It chugs for a while and says there’s 1GB of updates. That’s okay, I (where I=Sun) pay for what here on the arse end of the Internet is considered a decent link to my home office. About 20-30minutes later, having downloaded about 600MB, it goes “url timedout error” and aborts. Oh well I think, that’s easy – i’ll run it again and it’ll just resume downloading (remember the revolution when that started working, you know, in 1997).

I then discovered that pkg doesn’t resume downloads. It creates a snapshot using ZFS and puts the updates in it. If anything goes wrong, it just deletes the snapshot. This is a huge benefit over (say) dpkg, which if you press the reset button at the right time will leave your system very, very fucked (magic incantations can revive it, but it’s not fun – and the dpkg developers don’t think it’s a problem – come to my “Eat My Data” talk at OSCON to find out the full story). So OpenSolaris pkg wins on the “don’t ruin my working OS install already” front, but fails on resuming downloads.

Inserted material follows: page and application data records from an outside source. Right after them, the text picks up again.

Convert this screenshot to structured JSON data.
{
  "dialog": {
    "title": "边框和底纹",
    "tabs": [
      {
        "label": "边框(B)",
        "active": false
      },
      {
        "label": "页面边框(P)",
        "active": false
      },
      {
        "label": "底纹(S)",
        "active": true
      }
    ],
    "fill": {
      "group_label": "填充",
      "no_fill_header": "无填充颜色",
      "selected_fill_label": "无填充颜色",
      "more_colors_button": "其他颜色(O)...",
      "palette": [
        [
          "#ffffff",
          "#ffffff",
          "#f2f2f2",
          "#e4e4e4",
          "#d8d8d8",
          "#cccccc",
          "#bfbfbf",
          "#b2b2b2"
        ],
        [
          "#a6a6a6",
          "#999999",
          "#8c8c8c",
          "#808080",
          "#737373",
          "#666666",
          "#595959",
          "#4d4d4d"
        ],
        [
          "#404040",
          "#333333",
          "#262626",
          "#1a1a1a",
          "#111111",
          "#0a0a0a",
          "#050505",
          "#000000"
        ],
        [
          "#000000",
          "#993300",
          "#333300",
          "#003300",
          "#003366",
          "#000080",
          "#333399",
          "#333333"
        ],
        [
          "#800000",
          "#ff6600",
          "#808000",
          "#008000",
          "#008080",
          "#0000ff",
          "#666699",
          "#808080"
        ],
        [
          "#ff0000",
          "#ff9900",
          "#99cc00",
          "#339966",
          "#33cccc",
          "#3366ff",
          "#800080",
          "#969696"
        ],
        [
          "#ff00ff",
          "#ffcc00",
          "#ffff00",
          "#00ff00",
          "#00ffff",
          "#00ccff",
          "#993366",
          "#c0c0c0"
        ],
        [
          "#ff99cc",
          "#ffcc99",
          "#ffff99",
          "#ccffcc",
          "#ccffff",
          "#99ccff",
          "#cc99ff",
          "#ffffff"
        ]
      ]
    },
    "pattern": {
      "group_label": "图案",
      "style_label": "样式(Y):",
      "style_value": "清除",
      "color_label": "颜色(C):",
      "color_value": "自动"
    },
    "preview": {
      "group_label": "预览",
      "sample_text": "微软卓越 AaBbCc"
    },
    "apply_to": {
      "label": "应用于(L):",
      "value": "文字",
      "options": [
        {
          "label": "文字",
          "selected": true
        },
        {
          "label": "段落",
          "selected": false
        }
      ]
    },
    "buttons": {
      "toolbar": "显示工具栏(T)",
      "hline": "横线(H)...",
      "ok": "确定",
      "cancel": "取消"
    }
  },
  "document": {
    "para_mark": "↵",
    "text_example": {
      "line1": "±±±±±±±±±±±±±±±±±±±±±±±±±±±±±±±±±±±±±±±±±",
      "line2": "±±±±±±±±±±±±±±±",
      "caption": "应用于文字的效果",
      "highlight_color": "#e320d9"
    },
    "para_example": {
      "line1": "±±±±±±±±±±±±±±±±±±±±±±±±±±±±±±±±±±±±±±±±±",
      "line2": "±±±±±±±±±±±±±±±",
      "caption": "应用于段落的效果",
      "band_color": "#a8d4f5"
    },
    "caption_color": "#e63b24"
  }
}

I try again. Same story.

It’s now wasted a bit over 1GB of downloads… which equates to a couple of dollars.

I wait a few days, a week, and try again. Same story. I even try with a few hints found online that should fix things (well.. they did let another 100MB on average download before dying with the same story).

I then decided to just try and do the minimal – I wanted a development environment so I could build a MySQL Server with NDB and then play with DTrace to help nut out a performance problem or two.

So i tell pkg to install SunStudio Express. I’m even using instructions off, so it has to work.

It’s only ~500MB now (IIRC). Fails with exactly the same error as before (url timedout). Gah!

So, this brings us to today. I head into the Sun office.

I figure “this just has to work from a Sun office… ” and I was right!

It got through the (now) 1500MB download of updates!

It even applied them!



Well, no, – FAIL.

It now refused to boot with the updates. Or rather, it just rebooted soon after having started booting. No panic, no error screen, no “will reboot in 120 seconds” or anything useful. Instead, you just saw a flicker of the error message before it rebooted.

So… with some very careful pause/unpause of the VM (thanks VirtualBox… I also have a feature request now – pause before reboot :) I got this:

Aparrently the successful update, not so much.

Hrrm… perhaps select the known good one from the GRUB menu? It did actually boot! But this wasn’t just the old kernel, it was the whole older system. I guess that’s a possible upside of ZFS snapshots…. but oh my, that could be sooooo subtle and lead to data loss that it’s really quite dangerous.

I was still no closer to getting an up to date opensolaris system with enough developer tools to build a MySQL Server and use dtrace.

And this was enough. It’s now gone and I get my 10GB of disk back.

Maybe I’ll try again later… but I’m finding the google-perftools to be rather exciting and they’re really satisfying shiny thing urges at the moment.